ACTIVITY: Only the number is needed. Please count the lines below in which the word "time" occurs.

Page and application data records
[Start of Attachment]
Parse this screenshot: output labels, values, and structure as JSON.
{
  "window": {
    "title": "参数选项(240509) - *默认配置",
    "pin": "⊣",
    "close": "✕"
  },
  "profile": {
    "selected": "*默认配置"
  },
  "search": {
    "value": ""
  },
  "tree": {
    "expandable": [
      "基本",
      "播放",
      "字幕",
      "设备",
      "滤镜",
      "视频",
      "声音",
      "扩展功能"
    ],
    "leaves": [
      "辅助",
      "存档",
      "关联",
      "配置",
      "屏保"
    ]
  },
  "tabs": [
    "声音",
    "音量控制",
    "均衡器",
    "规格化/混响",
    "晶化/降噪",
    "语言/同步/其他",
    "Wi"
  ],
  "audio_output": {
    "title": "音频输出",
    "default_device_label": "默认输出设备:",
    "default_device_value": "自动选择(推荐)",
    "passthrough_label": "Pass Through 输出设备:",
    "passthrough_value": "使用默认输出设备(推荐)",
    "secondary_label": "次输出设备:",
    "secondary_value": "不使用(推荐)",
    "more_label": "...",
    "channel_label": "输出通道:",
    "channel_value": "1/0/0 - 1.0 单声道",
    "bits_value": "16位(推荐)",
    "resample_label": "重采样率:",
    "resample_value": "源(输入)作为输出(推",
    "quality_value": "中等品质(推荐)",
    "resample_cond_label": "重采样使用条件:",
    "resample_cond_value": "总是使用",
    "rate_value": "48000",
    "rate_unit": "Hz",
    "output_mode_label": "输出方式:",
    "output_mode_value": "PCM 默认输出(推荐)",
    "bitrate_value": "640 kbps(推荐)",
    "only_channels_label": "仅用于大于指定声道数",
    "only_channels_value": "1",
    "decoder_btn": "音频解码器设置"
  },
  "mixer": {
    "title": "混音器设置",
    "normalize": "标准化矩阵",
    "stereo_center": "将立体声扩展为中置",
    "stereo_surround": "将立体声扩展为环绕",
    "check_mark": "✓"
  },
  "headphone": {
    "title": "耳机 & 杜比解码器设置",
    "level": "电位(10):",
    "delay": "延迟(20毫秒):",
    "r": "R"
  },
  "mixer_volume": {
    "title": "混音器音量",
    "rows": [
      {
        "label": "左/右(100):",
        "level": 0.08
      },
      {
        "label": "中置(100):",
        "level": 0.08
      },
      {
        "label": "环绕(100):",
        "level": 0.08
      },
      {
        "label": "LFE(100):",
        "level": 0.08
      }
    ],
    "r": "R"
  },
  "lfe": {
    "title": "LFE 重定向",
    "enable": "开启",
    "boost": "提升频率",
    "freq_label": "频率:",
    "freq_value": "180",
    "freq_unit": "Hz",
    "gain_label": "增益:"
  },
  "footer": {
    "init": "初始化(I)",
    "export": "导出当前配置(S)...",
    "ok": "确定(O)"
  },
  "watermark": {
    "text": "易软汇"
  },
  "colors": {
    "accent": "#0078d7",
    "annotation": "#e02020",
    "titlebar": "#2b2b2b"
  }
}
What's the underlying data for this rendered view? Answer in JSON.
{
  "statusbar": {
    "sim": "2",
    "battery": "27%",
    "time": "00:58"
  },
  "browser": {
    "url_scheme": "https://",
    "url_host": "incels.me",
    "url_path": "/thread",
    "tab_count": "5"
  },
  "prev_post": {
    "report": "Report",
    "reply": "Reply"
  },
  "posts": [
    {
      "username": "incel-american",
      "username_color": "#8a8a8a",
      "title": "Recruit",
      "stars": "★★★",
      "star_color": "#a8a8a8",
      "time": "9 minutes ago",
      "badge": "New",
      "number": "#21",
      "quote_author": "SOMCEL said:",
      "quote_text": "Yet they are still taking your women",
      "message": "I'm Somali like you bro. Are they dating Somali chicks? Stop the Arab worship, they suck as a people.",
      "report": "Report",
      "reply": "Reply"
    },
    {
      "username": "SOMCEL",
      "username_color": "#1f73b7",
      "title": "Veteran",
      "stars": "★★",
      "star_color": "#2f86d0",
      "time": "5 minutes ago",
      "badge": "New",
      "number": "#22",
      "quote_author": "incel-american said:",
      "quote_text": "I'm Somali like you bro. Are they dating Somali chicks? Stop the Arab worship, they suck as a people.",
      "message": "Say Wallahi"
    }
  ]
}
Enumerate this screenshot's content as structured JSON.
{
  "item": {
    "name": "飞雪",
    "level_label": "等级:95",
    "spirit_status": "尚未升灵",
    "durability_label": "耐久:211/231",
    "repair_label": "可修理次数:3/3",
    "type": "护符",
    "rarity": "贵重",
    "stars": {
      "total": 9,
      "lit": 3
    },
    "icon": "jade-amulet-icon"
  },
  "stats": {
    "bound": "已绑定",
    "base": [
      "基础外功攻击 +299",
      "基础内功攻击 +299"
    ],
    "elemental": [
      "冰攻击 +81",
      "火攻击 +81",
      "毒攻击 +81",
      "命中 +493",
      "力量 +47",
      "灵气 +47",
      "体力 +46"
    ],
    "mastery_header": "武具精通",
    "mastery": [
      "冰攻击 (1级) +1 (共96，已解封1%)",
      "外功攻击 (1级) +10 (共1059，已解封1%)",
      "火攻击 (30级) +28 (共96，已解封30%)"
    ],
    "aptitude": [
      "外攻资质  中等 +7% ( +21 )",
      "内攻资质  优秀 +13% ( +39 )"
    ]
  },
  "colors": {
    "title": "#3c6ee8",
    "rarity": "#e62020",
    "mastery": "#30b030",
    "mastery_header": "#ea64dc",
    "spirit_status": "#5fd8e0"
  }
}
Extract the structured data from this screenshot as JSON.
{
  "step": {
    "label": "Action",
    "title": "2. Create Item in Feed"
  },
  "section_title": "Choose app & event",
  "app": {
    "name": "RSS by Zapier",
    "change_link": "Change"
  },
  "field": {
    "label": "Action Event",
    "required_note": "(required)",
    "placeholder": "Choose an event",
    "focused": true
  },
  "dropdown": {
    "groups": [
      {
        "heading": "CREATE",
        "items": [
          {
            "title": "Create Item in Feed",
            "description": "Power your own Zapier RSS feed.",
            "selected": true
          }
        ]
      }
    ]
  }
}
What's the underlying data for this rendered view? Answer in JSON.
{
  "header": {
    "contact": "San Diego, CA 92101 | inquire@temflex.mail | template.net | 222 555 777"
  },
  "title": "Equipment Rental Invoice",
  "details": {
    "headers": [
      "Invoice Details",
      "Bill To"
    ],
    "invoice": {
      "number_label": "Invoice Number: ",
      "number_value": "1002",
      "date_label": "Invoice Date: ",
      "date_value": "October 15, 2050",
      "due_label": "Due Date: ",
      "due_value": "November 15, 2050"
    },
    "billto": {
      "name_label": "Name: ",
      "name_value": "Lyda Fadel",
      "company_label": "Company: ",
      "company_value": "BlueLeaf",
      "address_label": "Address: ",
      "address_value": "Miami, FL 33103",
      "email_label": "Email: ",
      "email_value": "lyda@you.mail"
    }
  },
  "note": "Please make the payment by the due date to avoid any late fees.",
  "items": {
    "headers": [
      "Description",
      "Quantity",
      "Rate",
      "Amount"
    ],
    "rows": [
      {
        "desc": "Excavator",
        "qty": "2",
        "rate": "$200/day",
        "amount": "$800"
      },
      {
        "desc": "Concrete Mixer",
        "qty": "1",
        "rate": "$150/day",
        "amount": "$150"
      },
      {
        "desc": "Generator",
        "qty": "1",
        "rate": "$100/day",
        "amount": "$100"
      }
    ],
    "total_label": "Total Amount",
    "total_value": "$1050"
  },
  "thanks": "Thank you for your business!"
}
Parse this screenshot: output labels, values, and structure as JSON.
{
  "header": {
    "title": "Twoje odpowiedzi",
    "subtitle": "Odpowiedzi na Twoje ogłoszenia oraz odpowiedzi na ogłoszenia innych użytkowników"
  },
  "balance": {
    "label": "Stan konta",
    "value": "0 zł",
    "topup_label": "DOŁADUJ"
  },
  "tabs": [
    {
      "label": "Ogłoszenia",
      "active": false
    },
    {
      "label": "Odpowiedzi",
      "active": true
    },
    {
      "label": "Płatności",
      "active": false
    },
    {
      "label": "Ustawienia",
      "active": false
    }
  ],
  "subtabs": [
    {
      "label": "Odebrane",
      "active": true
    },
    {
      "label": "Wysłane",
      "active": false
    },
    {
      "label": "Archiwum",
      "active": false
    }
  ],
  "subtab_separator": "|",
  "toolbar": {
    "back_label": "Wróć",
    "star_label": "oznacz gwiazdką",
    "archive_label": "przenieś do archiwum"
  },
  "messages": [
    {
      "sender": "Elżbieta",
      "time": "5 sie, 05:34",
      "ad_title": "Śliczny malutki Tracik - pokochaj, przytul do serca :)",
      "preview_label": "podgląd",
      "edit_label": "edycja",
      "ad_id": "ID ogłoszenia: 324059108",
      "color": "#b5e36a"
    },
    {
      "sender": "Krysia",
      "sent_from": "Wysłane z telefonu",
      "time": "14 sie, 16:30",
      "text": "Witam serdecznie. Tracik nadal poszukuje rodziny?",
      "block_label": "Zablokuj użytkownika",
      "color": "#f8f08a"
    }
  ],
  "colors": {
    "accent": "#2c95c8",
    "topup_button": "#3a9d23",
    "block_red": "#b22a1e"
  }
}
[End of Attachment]
ANSWER AREA: 5